J.D. Thorpe
During the entire process of the debt ceiling battle, many politicians, and pundits repeated similar nonsense about democracy working better through compromise. Yet often compromise is the bane of our political system and a major hindrance to our ability to enact good public policy.

After many years of elevating compromise as the highest ideal that all politicians should aspire to, it's time to come to terms with the error of our ways – we are praising a false god.

Under the recent convoluted debt deal, conservatives will receive between $2.1 trillion and $2.4 trillion in cuts over a ten year period in exchange for raising the debt ceiling.

The newly created supercommittee will be tasked with finding between $1.2 and $1.5 trillion of those cuts. If the committee doesn’t reach an agreement, automatic across the board cuts go into effect, which would make significant cuts to defense spending.

And despite many Republicans proclaiming victory about the absence of taxes increases in the deal, it’s already apparent that liberals will use defense cuts as leverage in an attempt to force through tax hikes through the supercommittee.

In the end, the estimated $2.4 trillion in cuts fails miserably at addressing our projected $13.6 trillion in deficits over the same period. And the legislation also ignores entitlement programs which are the true long-term driver of debt.

In fairness to Republicans, they faced a daunting challenging in trying to overcome the entrenched ideologues on the other side.

And sound policy can rarely be the end result when one side is predominantly compromised of crazed liberals who refuse to admit the failures of their Keynesian ideas. One might call these liberals, Keynesian purists.
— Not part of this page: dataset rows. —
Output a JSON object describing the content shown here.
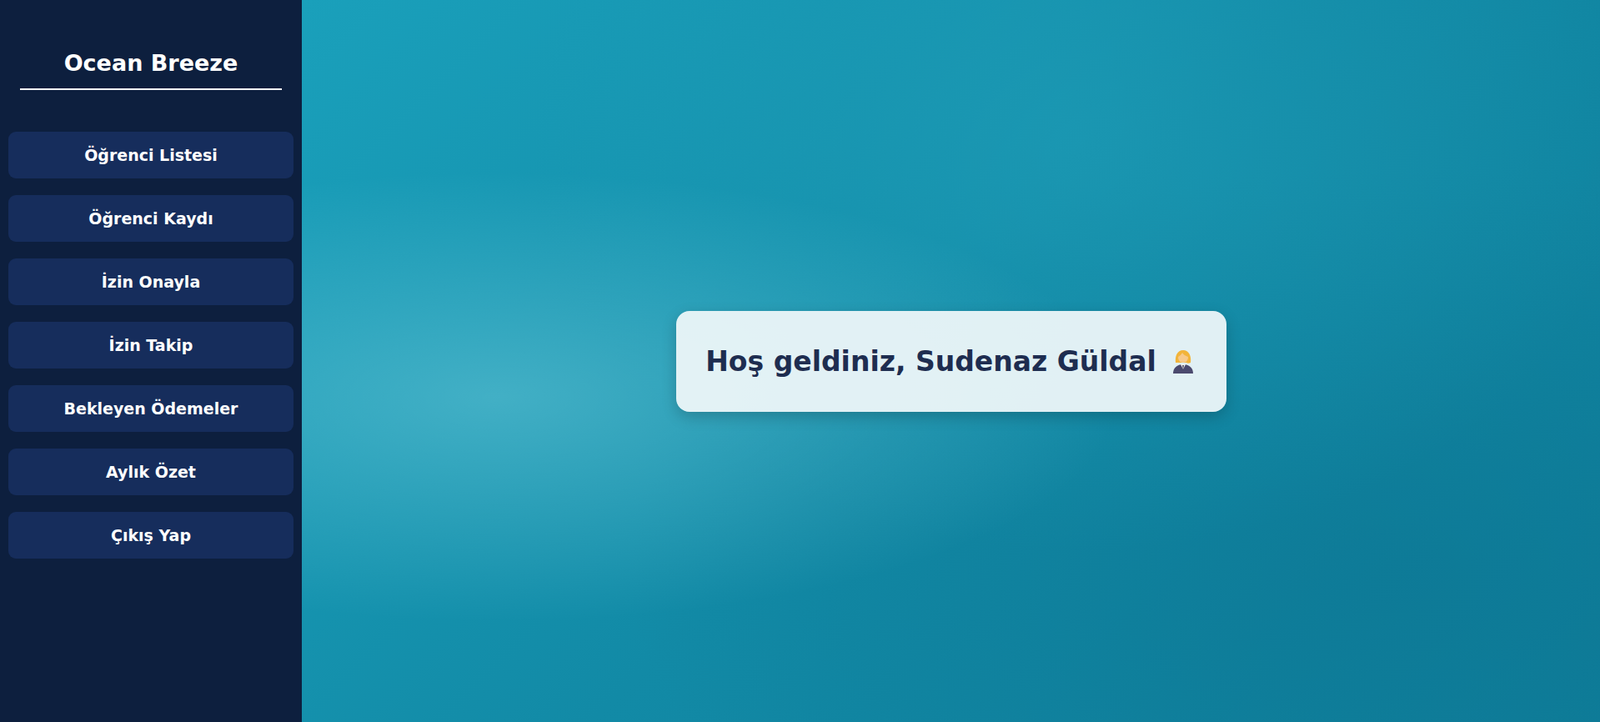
{
  "sidebar": {
    "title": "Ocean Breeze",
    "items": [
      {
        "label": "Öğrenci Listesi"
      },
      {
        "label": "Öğrenci Kaydı"
      },
      {
        "label": "İzin Onayla"
      },
      {
        "label": "İzin Takip"
      },
      {
        "label": "Bekleyen Ödemeler"
      },
      {
        "label": "Aylık Özet"
      },
      {
        "label": "Çıkış Yap"
      }
    ]
  },
  "welcome": {
    "text": "Hoş geldiniz, Sudenaz Güldal"
  }
}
Under this new term, Paul Krugman can claim his rightful place as patron Saint of the Keynesian purists. On ABC's This Week Krugman claimed "We shouldn't even be talking about spending cuts at all now." But with the U.S. racking up a $1.645 trillion deficit this year, one wonders what deficit level Krugman would regard as too much? Does he believe we should run deficits at $2 trillion, $3 trillion, or perhaps even higher?

Krugman went on to discuss the unemployment rate saying, "With these spending cuts it might well be above 9 percent at this time next year." This dishonest claim is laughable since only $21 billion of the spending cuts go into effect for FY 2012. It’s hard to imagine that this negligible amount of cuts would have any meaningful effect on the labor market.